Is Ambient Marketing Good for Customers?
Posted by Becky Carroll on April 9, 2007
I recently attended a luncheon seminar at the San Diego chapter of the American Marketing Association. The topic was ambient marketing (quick definition: also called guerilla marketing or place-based marketing by some, ambient marketing is marketing or advertising wherever customers happen to be, part of the immediate surroundings). Presented were thought-provoking examples of good, and not so good ambient marketing campaigns. There was also a panel of three smart ladies who discussed their views on the campaigns: Marlee Ehrenfeld, MJE Marketing Services, Michelle Edelman, NYCA, and Maria Kniazeva, University of San Diego. The panelists shared that ambient marketing campaigns should be entertaining, non-intrusive, and meaningful. They also should provoke emotions, and according to Michelle Edelman, should provide an experience for customers. I wanted to share a few photos from campaigns that stood out and share my thoughts as well. Here we go!
This campaign had giant clam shells scattered on the local beach. When you open the shell, you find a piece of paper marketing the restaurant’s seafood festival. The panelists liked this campaign, as it involves the customer in the experience. It is also meaningful and relevant to the restaurant’s seafood festival. Some feedback from this campaign was that it was too intrusive on a beach, almost like litter.
Big Pilot Watch, Berlin, Germany
This campaign is a great experiential campaign, as the customer gets to “see” the watch on their own wrist! The only question here: would someone in the market for this watch (priced around $11,000) ride the bus?
This sewer grate says, “NEED A NEW BARBECUE?” next to it, with a BBQ fork attached to the side. Although it looks clever, the association of a sewer with food may turn stomachs. It may also turn off some customers! Some of the panelists were concerned that someone could even trip on the BBQ fork. This could be considered “urban spam” by some marketers.
My take: As I viewed the presentation and listened to the panelists debate the campaigns, my mind kept coming back to one idea. How would these campaigns sit with existing customers? The blog Shaping Youth had a recent post on how some ambient marketing can have negative repercussions, especially to youth. I believe that certain ambient marketing campaigns can have negative impact on current customers, especially those that are very flashy or don’t seem relevant. Customers may wonder why so much money is being spent on a “spectacle” rather than being spent on an improvement of the product or service experience. Other ambient marketing campaigns can be very entertaining and meaningful, even strengthening the brand experience.
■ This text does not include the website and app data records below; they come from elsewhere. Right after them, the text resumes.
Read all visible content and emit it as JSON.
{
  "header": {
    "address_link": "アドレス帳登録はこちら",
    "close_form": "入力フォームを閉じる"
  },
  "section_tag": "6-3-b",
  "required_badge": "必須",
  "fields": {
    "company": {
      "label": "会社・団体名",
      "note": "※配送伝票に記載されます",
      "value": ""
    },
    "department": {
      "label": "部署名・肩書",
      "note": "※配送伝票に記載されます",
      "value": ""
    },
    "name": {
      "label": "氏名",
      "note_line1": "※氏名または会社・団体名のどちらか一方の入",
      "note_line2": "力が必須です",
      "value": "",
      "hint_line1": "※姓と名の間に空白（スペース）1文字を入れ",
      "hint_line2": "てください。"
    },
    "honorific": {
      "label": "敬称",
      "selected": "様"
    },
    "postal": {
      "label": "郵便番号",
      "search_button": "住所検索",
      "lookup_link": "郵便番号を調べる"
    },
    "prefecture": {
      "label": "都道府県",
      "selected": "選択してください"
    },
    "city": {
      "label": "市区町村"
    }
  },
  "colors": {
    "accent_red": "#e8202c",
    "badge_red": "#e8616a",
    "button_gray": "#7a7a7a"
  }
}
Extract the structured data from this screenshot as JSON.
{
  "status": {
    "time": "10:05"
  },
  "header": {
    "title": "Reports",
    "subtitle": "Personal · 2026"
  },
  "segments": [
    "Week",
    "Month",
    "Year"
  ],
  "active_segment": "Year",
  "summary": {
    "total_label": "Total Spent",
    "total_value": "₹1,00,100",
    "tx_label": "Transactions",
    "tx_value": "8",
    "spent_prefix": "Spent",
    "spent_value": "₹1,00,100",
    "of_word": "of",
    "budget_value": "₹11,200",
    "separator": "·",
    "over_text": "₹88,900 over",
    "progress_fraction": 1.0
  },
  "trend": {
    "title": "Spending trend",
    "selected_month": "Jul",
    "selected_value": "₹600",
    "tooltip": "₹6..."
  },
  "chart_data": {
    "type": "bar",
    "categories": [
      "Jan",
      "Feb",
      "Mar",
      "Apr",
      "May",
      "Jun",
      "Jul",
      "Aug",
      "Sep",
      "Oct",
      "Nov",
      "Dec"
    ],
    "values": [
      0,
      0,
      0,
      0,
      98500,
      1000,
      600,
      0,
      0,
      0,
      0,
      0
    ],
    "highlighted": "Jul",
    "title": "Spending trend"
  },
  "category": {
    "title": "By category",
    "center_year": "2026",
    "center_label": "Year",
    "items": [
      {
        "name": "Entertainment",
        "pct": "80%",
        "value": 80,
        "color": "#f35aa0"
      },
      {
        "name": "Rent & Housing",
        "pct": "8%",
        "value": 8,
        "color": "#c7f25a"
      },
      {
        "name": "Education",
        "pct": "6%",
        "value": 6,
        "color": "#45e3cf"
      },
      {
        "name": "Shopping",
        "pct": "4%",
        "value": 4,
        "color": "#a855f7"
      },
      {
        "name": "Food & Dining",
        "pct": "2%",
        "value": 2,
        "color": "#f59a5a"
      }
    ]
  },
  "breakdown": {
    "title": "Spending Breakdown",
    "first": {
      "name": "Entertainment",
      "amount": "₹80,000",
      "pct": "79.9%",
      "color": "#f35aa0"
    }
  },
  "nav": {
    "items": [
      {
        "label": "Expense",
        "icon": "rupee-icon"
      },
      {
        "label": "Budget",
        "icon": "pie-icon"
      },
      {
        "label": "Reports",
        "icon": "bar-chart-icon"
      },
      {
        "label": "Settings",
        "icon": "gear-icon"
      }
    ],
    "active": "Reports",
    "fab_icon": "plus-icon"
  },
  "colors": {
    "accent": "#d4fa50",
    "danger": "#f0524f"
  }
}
Before you consider ambient marketing, think through the impact it will have on prospects and current customers. Provocative and exciting campaigns, good. Engaging visuals, great. Cool experience? This is in the eye of the beholder.
(Photo credits: binocular photo by andresr; campaign photos courtesy San Diego chapter of the AMA)